Find every line below with the word "icon". Then give only how many there are.

Dataset rows for apps and sites:
»»

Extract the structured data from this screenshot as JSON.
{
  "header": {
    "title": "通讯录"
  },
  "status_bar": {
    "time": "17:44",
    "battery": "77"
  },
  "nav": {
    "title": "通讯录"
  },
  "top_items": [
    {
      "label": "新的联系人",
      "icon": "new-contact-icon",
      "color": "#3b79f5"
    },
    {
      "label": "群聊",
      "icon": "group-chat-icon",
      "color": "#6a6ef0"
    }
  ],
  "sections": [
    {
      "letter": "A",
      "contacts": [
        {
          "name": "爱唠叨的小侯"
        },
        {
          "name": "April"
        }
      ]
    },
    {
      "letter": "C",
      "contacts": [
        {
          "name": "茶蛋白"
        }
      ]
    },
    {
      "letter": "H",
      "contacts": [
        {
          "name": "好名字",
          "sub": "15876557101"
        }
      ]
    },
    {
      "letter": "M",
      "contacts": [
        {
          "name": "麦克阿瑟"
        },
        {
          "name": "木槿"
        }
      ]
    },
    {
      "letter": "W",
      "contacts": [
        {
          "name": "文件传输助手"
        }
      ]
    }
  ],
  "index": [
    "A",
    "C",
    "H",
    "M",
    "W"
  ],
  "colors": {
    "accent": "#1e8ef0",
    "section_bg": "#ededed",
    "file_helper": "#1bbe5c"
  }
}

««

- **WRITTEN SOLUTION**: 2